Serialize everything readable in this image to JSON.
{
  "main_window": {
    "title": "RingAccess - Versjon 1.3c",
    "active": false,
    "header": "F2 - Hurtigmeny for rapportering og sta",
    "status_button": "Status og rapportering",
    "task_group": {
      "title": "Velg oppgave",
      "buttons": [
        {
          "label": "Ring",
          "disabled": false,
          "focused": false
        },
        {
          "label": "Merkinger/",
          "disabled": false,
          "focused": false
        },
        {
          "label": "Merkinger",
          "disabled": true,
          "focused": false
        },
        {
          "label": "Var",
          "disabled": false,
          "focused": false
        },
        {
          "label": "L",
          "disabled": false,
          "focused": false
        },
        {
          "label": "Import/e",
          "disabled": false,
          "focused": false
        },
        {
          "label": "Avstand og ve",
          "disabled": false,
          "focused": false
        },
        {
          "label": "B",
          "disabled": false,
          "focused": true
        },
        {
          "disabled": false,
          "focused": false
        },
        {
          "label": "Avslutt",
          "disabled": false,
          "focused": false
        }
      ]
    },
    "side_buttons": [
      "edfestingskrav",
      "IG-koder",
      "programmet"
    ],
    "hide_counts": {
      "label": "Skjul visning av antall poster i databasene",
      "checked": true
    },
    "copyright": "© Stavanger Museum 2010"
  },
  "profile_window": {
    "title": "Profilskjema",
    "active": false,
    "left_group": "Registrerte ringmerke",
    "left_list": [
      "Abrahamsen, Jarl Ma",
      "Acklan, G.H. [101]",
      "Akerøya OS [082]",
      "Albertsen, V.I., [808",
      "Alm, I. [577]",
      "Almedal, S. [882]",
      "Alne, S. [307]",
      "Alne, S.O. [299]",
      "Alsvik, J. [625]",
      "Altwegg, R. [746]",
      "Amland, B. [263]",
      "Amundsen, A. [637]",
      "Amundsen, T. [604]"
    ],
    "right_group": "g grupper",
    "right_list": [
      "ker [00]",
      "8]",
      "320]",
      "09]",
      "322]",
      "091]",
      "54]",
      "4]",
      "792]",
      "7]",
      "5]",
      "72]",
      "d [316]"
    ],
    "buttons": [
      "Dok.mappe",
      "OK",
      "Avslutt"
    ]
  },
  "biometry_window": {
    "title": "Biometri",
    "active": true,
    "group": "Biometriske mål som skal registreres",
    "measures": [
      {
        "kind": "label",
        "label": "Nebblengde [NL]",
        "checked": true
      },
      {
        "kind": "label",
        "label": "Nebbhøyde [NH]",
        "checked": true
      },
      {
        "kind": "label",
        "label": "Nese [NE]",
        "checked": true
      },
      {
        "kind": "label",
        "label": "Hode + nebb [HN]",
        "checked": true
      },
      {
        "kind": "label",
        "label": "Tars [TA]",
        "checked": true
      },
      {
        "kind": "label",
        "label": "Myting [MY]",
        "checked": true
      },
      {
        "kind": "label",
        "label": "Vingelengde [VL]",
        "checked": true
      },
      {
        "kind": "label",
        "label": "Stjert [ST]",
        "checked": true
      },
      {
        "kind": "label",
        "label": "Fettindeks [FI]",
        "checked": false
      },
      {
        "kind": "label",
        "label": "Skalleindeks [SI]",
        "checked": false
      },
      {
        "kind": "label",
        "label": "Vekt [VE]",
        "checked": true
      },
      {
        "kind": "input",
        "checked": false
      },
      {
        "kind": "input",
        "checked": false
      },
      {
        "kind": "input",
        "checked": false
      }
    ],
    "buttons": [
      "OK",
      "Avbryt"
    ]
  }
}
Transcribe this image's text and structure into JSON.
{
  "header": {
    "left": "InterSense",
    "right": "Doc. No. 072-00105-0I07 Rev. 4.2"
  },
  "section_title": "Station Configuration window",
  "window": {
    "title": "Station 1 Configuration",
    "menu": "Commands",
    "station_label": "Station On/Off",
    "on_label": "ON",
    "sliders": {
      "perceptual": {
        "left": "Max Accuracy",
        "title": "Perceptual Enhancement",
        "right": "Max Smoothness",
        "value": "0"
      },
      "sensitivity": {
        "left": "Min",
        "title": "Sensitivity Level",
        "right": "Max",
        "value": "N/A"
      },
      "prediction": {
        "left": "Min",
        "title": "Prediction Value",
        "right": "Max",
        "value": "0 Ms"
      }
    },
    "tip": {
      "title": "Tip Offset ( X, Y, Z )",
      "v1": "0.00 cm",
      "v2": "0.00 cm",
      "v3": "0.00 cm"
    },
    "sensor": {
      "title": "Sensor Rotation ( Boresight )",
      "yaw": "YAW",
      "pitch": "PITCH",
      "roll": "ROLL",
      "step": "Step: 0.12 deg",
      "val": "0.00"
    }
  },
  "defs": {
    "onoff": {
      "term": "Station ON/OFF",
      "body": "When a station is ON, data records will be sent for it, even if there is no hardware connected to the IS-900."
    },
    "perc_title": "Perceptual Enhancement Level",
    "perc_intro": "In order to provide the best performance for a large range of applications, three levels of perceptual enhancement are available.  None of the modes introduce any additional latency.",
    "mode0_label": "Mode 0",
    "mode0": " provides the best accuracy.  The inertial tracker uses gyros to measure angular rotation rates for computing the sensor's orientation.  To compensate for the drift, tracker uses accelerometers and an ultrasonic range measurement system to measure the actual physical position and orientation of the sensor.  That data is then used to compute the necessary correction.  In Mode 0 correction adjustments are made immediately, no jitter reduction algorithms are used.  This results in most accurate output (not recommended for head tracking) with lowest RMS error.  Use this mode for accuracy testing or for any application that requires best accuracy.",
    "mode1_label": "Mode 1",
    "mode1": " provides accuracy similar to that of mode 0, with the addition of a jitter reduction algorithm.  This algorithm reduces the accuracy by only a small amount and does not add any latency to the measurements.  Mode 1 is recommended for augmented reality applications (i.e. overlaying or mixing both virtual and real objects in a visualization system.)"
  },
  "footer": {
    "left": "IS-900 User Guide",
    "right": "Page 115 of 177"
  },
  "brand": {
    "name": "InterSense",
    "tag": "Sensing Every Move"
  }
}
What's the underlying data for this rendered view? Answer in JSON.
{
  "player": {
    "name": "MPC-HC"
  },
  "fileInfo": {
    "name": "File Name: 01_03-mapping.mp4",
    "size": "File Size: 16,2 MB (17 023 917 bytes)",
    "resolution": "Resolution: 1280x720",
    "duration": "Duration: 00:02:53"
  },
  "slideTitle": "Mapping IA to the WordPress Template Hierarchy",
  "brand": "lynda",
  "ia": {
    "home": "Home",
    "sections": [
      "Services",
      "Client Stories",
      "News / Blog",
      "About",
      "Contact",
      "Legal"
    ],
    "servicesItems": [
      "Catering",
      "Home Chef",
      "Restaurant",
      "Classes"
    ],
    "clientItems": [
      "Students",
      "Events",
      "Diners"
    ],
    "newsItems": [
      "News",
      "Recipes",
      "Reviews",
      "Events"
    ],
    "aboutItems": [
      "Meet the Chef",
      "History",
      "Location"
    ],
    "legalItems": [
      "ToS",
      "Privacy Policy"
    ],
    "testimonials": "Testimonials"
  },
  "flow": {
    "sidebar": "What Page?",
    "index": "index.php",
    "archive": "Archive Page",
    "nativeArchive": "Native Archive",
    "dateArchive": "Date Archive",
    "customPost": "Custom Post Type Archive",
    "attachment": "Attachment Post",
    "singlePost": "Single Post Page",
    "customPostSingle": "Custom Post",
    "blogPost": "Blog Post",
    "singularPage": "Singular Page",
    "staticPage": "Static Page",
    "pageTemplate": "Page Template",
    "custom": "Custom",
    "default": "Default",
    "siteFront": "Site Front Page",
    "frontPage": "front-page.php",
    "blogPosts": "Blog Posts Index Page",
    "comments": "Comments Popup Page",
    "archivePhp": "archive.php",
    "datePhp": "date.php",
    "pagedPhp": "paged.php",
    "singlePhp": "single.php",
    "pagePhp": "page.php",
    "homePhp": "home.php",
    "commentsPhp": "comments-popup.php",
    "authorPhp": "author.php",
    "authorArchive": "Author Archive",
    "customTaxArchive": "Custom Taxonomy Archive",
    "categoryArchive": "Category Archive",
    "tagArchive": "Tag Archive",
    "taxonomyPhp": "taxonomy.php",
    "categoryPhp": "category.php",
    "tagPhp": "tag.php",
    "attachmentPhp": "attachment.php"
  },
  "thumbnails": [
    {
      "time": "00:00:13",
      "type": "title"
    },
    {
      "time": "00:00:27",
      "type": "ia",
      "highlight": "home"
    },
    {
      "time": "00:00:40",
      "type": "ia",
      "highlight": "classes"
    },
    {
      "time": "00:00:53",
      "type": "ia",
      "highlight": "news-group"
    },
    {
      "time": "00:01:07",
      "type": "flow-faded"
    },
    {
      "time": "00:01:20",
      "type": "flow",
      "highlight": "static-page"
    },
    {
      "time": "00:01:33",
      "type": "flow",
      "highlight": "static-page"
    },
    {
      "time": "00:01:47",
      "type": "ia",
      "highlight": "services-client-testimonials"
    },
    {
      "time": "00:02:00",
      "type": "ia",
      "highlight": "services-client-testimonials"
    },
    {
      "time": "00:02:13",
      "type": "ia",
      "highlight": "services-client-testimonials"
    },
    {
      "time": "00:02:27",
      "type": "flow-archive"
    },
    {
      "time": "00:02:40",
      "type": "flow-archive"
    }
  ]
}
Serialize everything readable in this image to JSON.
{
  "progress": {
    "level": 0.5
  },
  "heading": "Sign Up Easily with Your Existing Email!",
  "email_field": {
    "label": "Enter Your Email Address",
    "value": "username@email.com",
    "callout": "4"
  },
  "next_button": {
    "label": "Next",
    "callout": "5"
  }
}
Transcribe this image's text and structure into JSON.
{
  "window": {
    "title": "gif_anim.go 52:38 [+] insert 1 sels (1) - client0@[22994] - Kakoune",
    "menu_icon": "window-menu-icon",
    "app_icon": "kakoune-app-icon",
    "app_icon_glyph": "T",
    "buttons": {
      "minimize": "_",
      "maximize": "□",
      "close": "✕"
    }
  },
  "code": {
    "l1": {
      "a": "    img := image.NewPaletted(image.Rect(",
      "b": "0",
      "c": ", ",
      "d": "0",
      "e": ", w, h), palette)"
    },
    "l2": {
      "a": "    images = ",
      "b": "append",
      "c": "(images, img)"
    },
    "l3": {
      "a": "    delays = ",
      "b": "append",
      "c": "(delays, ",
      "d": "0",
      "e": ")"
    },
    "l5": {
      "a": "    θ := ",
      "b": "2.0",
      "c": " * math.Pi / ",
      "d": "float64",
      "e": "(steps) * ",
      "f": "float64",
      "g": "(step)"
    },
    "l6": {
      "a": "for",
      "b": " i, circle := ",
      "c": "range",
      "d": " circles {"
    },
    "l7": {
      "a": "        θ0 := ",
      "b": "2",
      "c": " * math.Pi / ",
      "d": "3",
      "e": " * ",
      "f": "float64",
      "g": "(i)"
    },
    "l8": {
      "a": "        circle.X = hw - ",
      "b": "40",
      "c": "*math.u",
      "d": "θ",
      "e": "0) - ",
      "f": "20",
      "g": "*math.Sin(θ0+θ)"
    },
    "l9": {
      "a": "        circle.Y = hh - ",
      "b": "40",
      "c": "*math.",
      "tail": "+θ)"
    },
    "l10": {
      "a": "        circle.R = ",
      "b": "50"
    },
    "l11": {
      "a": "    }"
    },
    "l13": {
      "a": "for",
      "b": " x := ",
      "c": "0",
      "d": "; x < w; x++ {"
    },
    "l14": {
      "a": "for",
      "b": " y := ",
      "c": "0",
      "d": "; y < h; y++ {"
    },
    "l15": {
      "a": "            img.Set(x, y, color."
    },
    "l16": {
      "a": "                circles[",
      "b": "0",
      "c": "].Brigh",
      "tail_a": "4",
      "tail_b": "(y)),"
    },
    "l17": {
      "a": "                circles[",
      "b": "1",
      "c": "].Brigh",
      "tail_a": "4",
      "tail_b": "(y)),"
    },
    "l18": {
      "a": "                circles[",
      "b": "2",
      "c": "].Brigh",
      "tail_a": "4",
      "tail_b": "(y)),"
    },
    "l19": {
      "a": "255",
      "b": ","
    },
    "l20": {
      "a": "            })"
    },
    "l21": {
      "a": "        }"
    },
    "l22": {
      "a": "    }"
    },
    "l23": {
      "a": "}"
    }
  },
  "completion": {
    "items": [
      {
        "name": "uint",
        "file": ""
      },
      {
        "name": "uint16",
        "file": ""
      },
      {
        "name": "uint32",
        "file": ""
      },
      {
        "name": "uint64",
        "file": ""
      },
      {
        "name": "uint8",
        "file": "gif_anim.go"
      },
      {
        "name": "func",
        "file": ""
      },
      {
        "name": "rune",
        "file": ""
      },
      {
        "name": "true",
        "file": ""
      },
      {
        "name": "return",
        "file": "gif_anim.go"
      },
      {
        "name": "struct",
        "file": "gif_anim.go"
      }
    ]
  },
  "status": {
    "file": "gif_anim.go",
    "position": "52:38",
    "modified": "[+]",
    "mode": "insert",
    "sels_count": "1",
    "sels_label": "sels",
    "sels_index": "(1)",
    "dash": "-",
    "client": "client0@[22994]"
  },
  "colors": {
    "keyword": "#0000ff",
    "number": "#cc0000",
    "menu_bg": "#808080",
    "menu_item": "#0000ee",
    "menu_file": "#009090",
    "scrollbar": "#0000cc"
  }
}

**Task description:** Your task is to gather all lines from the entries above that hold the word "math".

**Finished task:**
      "c": " * math.Pi / ",
      "c": " * math.Pi / ",
      "c": "*math.u",
      "g": "*math.Sin(θ0+θ)"
      "c": "*math.",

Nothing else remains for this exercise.